Bullet weight is something hunters have argued over since bullets were round balls. The general consensus has been that heavier bullets are better. Funny, this logic has never applied to supermodels.
A deer hunter going elk hunting might think that because elk are bigger than deer, that he or she needs a bigger (heavier) bullet. This reasoning seems to be based on sound logic, but in truth what seems like sound logic doesn’t always represent ballistic truth.
Let’s look at the 308 Winchester to get a better understanding of the importance of bullet weight. The 308 Winchester will launch a 125-grain bullet at about 3,200 fps, a 165-grain bullet at about 2,800 fps, and a 180-grain at around 2,600 fps. Right off, you can see that heavier bullets start out at a disadvantage. For example, for a 32 percent grain increase in bullet weight, you must give up about 13 percent in velocity.
Ironically, in many cases the heavier bullet will have better external ballistics because of its high ballistic coefficient. On the other hand, the heavier bullet might not provide the dynamic tissue destruction you’re looking for on impact.
For most cartridges, the answer isn’t a heavy or a light bullet, but a bullet weighing somewhere in between. For big game hunting with common big game cartridges, the mid-range bullets generally provide the best balance of external and terminal ballistics. Let’s look at the 308 Winchester again and compare the external ballistics of a 125-, 165-, and 180-grain Nosler Ballistic Tip bullet out to 400 yards:
Bullet 200 yards 300 yards 400 yards
125 grain 2677/1989/-2.6 2438/1649/-10 2211/1356/-23.3
165 grain 2426/2156/-3.6 2251/1856/-13.2 2082/1588/-29.6
180 grain 2264/2048/-4.4 2105/1771/-15.6 1953/1525/-34.7
As you can see, even though the 125-grain bullet strikes with more velocity at 400 yards, it impacts with less energy than the two heavier bullets. At every distance the 165-grain bullet is traveling faster and hits harder than the 180. It also has more energy at every distance than the 125-grain bullet, with only a minimal increase in bullet drop.

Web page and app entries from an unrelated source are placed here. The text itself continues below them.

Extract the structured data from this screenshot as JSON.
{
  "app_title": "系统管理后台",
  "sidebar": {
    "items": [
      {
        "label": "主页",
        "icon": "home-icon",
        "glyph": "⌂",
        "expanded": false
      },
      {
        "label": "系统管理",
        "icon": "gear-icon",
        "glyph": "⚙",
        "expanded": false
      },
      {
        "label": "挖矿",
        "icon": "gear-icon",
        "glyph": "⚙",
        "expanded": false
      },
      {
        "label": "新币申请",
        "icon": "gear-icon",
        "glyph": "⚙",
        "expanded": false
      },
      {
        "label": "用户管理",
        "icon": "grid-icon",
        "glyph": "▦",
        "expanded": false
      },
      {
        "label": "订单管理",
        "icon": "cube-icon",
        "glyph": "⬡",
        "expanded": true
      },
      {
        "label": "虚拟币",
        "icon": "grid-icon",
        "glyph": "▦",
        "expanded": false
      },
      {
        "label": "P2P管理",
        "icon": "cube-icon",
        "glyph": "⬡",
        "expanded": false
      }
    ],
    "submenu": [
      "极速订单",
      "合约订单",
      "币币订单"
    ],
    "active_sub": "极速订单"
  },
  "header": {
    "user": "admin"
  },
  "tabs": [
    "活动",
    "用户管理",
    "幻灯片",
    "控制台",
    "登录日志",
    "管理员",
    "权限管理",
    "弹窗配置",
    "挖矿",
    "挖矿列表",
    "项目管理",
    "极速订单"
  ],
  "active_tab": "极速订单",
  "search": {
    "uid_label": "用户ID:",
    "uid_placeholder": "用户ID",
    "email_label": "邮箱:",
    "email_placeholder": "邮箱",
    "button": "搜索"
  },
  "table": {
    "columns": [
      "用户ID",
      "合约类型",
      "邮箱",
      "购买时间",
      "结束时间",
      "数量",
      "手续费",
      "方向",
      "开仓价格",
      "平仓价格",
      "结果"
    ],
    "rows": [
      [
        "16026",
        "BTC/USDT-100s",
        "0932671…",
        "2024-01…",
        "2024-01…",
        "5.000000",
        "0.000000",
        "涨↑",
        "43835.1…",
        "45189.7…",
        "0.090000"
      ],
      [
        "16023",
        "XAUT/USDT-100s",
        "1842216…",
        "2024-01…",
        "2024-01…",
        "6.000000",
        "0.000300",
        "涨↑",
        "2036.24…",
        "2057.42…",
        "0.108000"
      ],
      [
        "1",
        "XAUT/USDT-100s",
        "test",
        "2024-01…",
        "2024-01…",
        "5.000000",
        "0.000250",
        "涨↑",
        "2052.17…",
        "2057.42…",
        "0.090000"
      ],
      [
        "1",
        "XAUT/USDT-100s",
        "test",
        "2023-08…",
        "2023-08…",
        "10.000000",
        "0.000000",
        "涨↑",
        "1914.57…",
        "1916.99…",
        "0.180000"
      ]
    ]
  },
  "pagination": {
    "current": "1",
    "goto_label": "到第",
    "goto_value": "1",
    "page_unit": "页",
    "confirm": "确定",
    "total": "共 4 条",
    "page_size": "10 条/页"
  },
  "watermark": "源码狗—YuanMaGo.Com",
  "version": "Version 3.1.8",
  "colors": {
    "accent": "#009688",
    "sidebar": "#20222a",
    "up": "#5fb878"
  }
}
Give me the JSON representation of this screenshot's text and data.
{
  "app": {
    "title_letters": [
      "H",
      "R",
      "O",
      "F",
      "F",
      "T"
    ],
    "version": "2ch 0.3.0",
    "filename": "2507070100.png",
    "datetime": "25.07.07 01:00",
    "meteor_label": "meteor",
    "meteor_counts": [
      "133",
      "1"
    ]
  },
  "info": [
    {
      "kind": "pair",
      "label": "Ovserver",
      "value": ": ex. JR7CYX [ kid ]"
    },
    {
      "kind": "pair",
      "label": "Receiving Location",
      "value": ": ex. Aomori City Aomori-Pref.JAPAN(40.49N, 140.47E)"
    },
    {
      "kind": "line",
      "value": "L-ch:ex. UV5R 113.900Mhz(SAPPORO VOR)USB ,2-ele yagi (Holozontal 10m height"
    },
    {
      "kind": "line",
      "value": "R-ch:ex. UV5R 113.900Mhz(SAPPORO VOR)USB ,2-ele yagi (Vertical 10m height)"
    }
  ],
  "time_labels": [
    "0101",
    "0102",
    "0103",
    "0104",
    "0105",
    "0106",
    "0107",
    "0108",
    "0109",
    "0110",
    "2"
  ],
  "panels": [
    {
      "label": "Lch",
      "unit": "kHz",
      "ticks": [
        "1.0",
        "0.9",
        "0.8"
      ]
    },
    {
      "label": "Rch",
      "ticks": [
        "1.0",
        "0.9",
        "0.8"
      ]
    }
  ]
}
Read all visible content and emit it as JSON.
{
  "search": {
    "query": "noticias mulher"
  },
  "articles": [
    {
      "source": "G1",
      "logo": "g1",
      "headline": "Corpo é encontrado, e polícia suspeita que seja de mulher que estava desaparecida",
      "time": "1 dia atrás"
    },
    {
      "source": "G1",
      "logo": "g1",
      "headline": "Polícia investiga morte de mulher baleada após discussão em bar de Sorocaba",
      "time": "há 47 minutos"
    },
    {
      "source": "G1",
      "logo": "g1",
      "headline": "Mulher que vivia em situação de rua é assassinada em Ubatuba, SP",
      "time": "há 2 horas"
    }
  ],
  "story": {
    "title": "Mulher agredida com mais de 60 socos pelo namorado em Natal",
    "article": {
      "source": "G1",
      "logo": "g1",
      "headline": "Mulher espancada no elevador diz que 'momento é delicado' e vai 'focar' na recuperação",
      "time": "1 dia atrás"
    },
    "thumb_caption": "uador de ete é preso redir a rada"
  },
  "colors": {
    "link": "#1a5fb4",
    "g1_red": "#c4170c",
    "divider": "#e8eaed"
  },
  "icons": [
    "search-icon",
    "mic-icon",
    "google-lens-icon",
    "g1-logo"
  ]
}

Some will quickly point out that the 180-grain bullet has the highest sectional density (SD). Sectional density is the relationship of a bullet’s weight to its diameter, and many hunters think this is a magical number that indicates penetration ability.
As far as expanding bullets are concerned, this is a myth because once the bullet begins to deform, its sectional density drastically changes with the bullet’s shape.
Terminal performance testing – shooting bullets into a test medium – is a better way to compare how the different bullet weights stack up. I tested a 150-grain Sierra ProHunter bullet (SD: .226) and a 180-grain Sierra ProHunter (SD: .271) out of a 308 Winchester. Muzzle velocities were 2,590 and 2,450 fps, respectively. The heavier bullet penetrated 8 percent deeper, but the wound cavity was 18 percent smaller.
In another test out of a 308 Winchester, a 150-grain Barnes Triple Shock bullet (SD: .226) penetrated 9 percent more than a 168-grain Triple Shock (SD: .253), thus illustrating that sectional density isn’t a reliable predictor of penetration; impact velocity and bullet construction determine terminal performance. For most common big game applications, select a mid-weight bullet for a better balance of external and terminal performance.